◆ **AIM OF THE EXERCISE**: Take every line from the listing below that contains "رسوم".
++++++++++++++++++++
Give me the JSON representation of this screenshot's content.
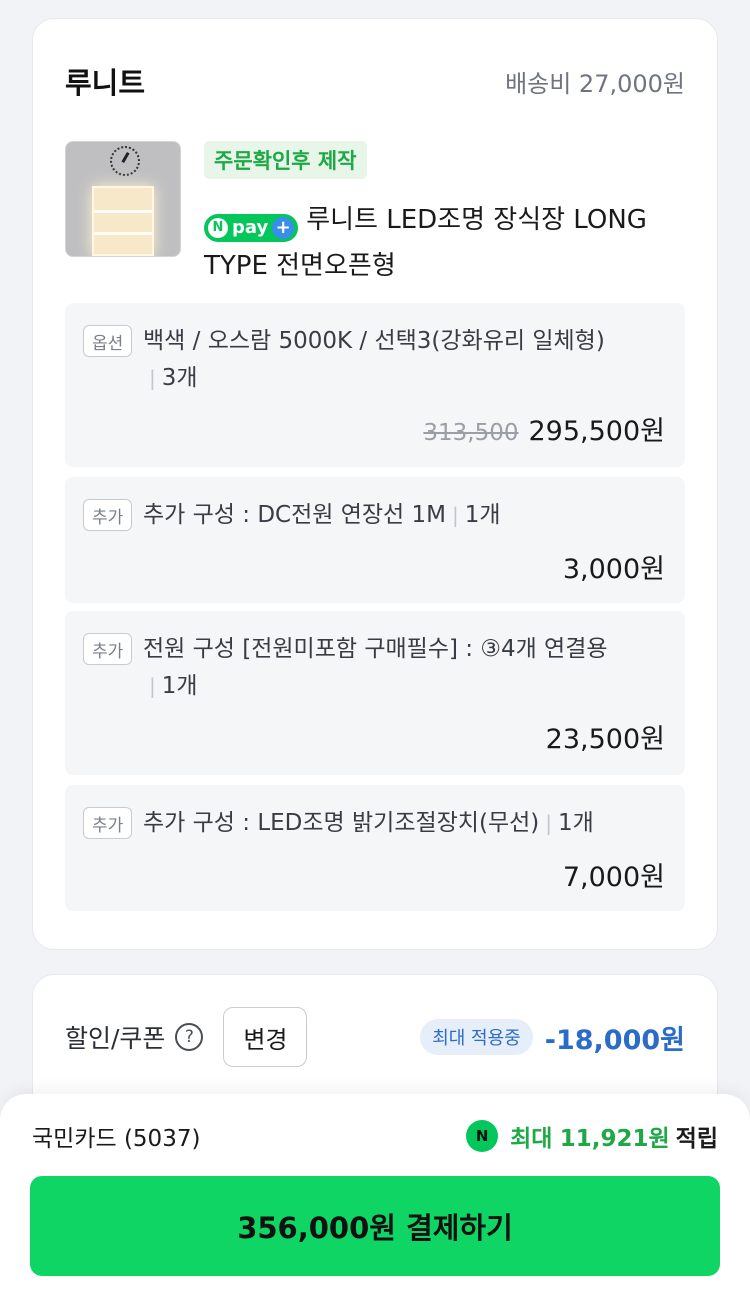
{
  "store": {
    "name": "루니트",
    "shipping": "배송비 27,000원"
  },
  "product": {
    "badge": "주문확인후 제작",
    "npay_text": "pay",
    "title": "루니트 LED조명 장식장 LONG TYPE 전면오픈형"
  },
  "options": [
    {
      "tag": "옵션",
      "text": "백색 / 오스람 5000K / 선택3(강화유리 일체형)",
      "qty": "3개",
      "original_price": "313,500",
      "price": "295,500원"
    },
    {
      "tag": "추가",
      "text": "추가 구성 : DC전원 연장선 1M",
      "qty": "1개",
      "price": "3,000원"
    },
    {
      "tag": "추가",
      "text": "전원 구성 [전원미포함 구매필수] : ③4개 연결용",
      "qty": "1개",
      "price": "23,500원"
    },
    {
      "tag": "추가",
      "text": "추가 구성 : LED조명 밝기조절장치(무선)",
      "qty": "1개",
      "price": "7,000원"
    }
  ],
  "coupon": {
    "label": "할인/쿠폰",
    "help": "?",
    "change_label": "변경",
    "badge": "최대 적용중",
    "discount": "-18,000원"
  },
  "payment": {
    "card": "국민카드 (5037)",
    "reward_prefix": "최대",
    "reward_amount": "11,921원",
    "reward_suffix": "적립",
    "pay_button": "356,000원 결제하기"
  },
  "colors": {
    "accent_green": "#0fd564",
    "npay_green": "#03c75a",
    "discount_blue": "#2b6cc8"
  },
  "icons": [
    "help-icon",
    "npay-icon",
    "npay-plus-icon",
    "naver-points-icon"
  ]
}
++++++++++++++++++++
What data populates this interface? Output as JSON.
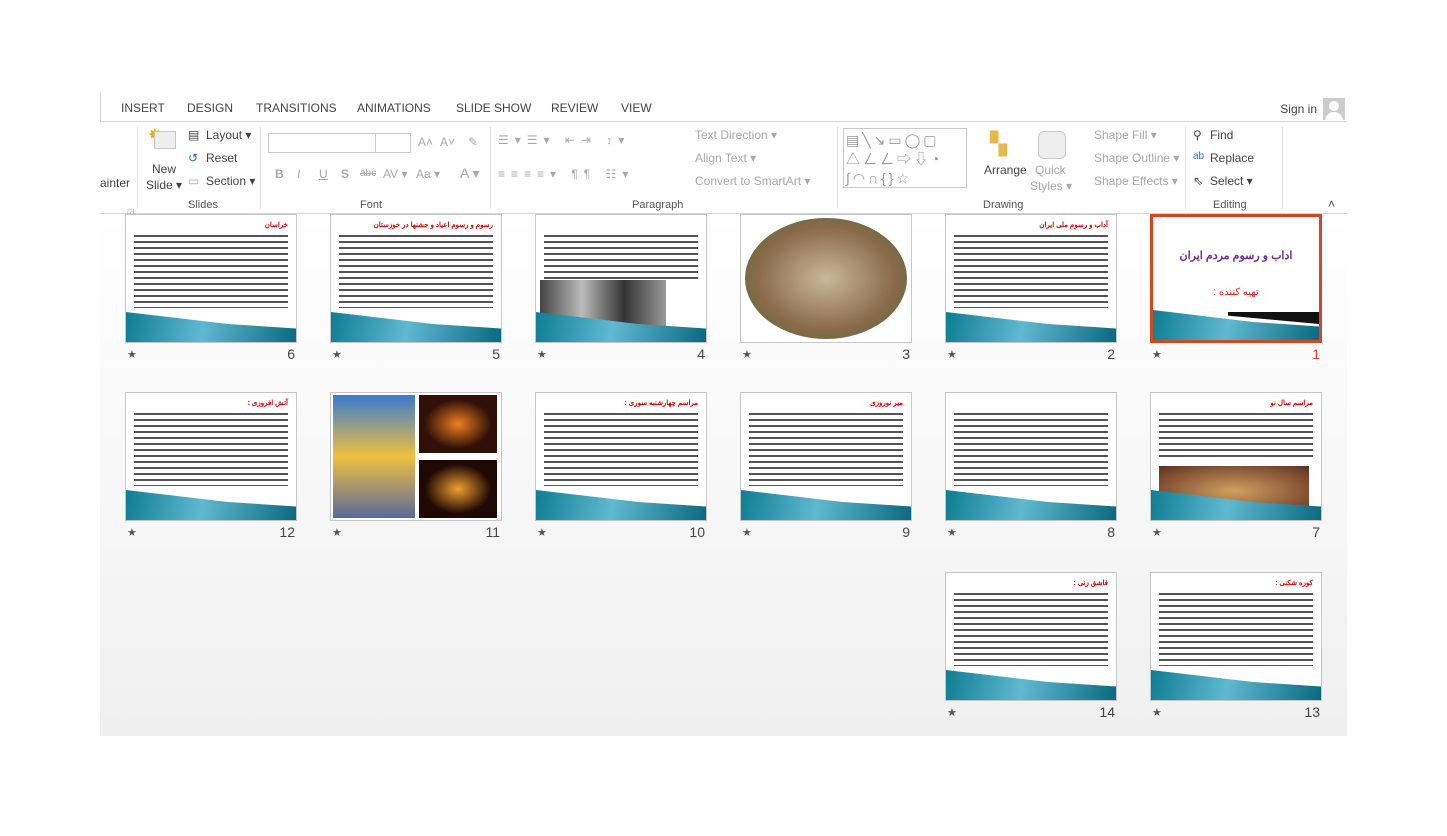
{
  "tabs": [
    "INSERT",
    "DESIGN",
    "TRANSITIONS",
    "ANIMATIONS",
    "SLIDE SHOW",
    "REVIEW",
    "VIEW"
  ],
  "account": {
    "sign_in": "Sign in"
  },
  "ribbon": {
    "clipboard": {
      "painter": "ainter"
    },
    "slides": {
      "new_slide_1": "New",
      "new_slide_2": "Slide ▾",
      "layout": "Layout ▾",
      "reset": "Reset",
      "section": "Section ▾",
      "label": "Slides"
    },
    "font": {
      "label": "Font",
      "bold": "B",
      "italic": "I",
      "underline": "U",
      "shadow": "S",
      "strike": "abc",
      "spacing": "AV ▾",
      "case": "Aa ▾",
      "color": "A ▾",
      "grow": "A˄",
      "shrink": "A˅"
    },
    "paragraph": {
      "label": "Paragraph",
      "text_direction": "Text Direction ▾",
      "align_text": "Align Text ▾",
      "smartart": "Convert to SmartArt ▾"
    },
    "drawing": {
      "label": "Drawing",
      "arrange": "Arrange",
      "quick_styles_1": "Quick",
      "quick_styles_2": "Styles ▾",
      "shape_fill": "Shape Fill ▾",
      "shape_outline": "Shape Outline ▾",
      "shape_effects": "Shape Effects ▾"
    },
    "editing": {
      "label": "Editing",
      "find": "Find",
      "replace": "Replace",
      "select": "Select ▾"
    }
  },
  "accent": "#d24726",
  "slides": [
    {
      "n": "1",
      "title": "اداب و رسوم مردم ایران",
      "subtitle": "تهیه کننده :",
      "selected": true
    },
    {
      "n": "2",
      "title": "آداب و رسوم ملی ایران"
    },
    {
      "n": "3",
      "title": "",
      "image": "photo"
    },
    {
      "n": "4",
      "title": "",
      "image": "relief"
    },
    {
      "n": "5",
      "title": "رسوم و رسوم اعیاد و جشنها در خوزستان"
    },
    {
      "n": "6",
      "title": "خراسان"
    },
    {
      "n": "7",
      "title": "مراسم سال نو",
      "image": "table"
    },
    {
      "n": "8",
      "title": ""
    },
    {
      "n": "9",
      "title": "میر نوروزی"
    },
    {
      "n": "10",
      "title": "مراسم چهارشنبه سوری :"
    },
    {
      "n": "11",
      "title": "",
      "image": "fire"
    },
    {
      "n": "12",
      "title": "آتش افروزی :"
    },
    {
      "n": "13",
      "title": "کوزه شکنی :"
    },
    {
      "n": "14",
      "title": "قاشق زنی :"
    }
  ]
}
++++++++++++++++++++
◆ **EXERCISE SOLUTION**:
      "title": "اداب و رسوم مردم ایران",
      "title": "آداب و رسوم ملی ایران"
      "title": "رسوم و رسوم اعیاد و جشنها در خوزستان"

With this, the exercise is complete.